Attorneys consult and advise, however, and it’s up to you make your own final decisions. Even if a lawyer gives you the best legal counsel in the world, you are the one who has to make a choice of whether or not to follow. Too often, people wait for their lawyer to tell them exactly what to do – which isn’t actually the role or responsibility of an attorney. Ask questions. If you still don’t understand, keep asking.

A good one to ask is “What would you do if you were in my situation?” The idea is to have the kind of conversation with your attorney that illuminates the law, provides with guidance, and points out to you all of your best options while nudging you in the right direction to protect your own best interests.

Homeowner Tips: Make yard maintenance a little easier.

Filed under: Home Owner Tips — Chuck @ 10:03 am

Most homeowners want to stay out of the July heat, or at least devote their time outdoors to activities like barbecuing, swimming, and sipping cold drinks under a shade tree. But the grass keep growing, sometimes relentlessly, and someone has to get out there and cut it. The weeds pop up, the garden needs to be watered, and the list goes on and on. So here are some tips to help you make summer chores somewhat less labor intensive.

Lawn Mowing
Let’s start with mowing the lawn, since it is probably the most time-consuming of all the regular outdoor maintenance tasks on your list. Before cranking the mower, make sure it’s well serviced. Doing simple things like replacing dirty filters can make your mower run better and last longer, while burning less fuel. Sharpen the mower blades, too, to ensure that they cut confidently and do the job right the first time around. Clean cuts also help grass avoid the kinds of diseases that leave you with the additional hassle of yellow and brown patches in your lawn.
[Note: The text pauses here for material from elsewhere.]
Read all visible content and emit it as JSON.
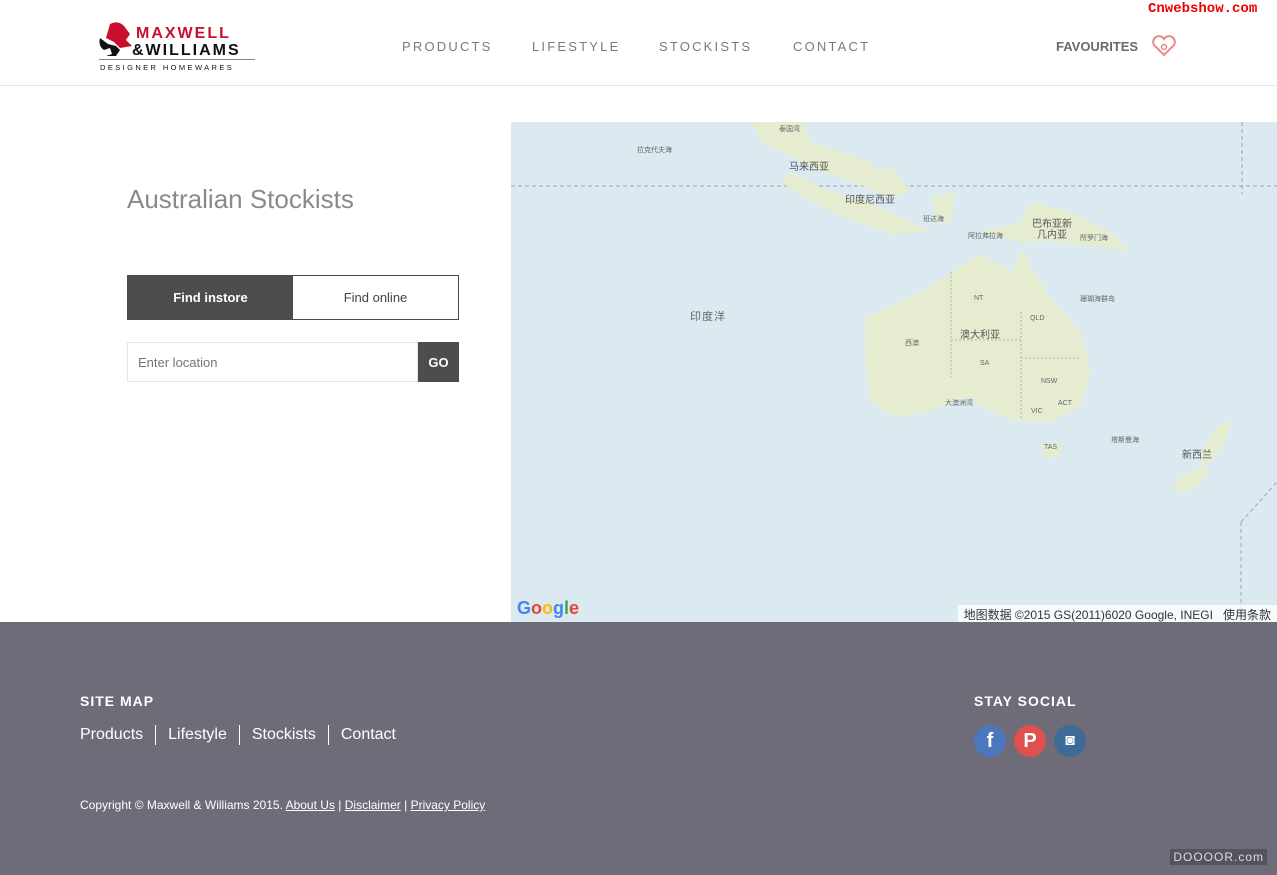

If you’re fighting the hills in your yard, consider investing in a machine like the all-wheel drive” Husqvarna model HU800AWD. The self-propelled mower is specifically designed to tackle steep inclines, and the 22-inch mower is powered by a 190 CC Honda engine. There is even a convenient port built into the mower so you can water-blast the underside clean by simply hooking up a garden hose and starting the engine.

Weed Eating
One of the biggest complaints homeowners have when it comes to weed-eater machines is that the spools of plastic line can be a pain to change. Even on the better machines, where switching out an old spool and popping in a fresh one is a relatively seamless process, it still takes time. When you are spending just as much time fiddling around with spools as you are weed-eating, it’s time to find a new solution.
One of the best and most convenient ways to avoid this hassle is a weed eater like the one manufactured by Echo that doesn’t use spools. Instead you simply insert a length of line into the two slots that hold it, and you’re ready to go again. The system is super fast. You can buy line already cut in lengths of about 12 inches each, or you can save money by buying line by the spool and just cutting it to the desired length yourself with a knife or pair of garden clippers.

Stumps that Won’t Die
But what do you do when you have a stump that keeps growing back with long, green, unsightly shoots? Should you go through labor of trying to grind up the stump or try to dig it out of the ground? That can take up the entire weekend and still leave you with a root system that keeps bouncing back and growing, despite your efforts.
Take a tip from old timers and lumberjacks, who solve this problem with copper nails. Copper will gradually poison the stump. The way to tackle the task is to use the longest copper nails you can find and then drive them into the lowest part of the stump, closest to the ground. Hammer them in a circle to create a band around the circumference of the stump. Leave them there and the trunk with eventually die.

These tips won’t help you avoid yard work, but they may make it a bit more efficient and a lot less frustrating. Meanwhile enjoy your outdoor chores as much as you can, keeping in mind that soon the warm weather will pass and you’ll likely be shoveling snow – which can be a whole lot less fun that manicuring the lawn or picking fresh tomatoes beneath the July sun.